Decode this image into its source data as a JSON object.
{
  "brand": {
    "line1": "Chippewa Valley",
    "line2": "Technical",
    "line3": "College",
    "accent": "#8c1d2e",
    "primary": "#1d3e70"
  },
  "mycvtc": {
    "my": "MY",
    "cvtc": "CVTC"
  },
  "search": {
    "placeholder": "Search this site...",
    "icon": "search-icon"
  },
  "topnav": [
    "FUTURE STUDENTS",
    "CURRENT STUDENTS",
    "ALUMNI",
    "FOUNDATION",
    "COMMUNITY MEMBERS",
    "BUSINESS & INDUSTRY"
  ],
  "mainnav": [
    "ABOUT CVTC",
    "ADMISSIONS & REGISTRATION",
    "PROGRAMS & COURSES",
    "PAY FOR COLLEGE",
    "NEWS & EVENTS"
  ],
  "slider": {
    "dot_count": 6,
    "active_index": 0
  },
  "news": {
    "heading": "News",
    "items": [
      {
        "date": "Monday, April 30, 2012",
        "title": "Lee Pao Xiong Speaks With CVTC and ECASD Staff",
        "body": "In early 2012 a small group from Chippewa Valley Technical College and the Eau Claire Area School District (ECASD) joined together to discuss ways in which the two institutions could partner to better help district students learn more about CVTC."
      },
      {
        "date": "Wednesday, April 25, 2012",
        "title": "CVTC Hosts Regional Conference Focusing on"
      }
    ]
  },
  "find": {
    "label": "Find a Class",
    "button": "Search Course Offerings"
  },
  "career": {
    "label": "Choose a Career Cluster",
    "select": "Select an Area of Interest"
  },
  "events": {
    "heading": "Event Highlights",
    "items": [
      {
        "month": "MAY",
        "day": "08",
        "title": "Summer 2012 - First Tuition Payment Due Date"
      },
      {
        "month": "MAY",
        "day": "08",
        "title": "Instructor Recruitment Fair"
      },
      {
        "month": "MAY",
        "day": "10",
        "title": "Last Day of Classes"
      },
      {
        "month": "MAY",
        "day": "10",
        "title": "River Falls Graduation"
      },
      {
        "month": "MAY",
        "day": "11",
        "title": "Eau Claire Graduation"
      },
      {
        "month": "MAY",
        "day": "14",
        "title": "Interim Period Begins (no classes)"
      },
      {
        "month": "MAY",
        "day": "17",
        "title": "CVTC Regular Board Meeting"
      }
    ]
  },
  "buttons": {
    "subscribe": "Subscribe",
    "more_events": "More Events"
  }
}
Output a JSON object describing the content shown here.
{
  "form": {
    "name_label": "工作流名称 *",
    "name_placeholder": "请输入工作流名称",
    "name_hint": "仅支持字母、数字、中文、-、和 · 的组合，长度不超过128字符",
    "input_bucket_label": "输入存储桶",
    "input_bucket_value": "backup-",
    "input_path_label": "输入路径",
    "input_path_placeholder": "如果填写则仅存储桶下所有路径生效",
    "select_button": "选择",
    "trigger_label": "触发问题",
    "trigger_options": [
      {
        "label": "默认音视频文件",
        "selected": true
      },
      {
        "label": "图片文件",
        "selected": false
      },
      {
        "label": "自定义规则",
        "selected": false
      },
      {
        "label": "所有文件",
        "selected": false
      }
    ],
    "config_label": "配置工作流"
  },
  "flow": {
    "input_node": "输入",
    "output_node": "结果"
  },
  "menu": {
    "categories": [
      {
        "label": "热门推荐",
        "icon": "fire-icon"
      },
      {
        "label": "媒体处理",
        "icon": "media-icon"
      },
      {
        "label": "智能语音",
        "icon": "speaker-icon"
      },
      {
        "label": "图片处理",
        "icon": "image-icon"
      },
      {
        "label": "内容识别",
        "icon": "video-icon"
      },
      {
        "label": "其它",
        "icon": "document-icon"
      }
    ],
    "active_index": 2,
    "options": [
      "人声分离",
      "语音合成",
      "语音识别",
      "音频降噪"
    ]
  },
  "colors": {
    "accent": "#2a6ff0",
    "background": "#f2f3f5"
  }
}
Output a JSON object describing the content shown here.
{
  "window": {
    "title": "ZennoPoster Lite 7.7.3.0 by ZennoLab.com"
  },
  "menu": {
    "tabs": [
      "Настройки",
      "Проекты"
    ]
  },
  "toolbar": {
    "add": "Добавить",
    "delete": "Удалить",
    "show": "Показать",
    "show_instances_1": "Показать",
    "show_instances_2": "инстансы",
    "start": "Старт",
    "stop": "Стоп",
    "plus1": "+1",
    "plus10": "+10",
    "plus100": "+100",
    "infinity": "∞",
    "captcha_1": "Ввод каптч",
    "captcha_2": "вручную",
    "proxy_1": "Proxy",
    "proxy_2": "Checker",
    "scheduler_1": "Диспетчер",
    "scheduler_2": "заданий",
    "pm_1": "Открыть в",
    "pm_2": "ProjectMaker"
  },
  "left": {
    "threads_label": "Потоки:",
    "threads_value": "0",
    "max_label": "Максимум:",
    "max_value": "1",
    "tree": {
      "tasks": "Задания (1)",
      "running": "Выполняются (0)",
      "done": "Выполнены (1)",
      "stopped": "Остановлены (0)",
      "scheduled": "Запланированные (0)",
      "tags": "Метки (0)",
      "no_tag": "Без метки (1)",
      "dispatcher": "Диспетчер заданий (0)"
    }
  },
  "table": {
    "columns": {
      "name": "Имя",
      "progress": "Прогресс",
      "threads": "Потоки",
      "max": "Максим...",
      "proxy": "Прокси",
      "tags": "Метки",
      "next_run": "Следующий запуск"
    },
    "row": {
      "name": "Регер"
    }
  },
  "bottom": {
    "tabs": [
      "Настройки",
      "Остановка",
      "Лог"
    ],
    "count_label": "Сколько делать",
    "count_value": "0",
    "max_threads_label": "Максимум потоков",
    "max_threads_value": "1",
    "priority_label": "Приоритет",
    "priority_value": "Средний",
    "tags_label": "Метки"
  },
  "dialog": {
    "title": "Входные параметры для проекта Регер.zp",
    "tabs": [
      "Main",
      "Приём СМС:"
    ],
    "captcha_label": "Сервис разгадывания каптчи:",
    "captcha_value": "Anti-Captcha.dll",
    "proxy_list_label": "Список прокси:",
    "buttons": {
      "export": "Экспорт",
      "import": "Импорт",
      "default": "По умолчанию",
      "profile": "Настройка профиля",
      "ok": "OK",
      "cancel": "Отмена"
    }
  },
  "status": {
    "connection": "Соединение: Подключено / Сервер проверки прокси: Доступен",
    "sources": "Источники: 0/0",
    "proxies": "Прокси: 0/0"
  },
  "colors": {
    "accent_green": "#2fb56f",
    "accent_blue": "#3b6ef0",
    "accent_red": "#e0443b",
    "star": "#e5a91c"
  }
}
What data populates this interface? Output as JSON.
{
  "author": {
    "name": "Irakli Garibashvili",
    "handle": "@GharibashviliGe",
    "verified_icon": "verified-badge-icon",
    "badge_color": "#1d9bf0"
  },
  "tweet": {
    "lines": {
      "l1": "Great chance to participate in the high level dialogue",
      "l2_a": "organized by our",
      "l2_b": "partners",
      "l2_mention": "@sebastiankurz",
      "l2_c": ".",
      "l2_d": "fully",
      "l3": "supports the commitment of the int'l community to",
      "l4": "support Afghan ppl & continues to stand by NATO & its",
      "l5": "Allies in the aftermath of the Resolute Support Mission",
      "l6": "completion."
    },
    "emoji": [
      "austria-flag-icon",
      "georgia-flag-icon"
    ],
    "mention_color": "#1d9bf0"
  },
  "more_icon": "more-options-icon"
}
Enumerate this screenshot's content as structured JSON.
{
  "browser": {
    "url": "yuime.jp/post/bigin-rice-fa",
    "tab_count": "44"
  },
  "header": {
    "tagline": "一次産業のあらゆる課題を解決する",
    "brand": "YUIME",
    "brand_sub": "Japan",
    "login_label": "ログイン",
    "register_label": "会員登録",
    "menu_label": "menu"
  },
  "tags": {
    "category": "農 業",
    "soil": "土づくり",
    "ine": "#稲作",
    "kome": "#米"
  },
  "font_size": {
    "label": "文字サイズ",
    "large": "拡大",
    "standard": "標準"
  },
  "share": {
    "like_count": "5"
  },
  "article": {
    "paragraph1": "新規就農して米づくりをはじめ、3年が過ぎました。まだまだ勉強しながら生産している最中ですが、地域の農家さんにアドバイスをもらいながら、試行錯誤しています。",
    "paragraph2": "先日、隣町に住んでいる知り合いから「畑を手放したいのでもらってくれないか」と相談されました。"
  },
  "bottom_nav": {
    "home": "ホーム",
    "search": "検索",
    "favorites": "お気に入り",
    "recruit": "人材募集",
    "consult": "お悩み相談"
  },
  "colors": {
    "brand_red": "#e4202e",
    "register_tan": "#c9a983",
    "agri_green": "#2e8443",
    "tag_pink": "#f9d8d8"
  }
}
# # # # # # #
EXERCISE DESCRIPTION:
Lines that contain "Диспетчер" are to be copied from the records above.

EXERCISE ANSWER:
    "scheduler_1": "Диспетчер",
      "dispatcher": "Диспетчер заданий (0)"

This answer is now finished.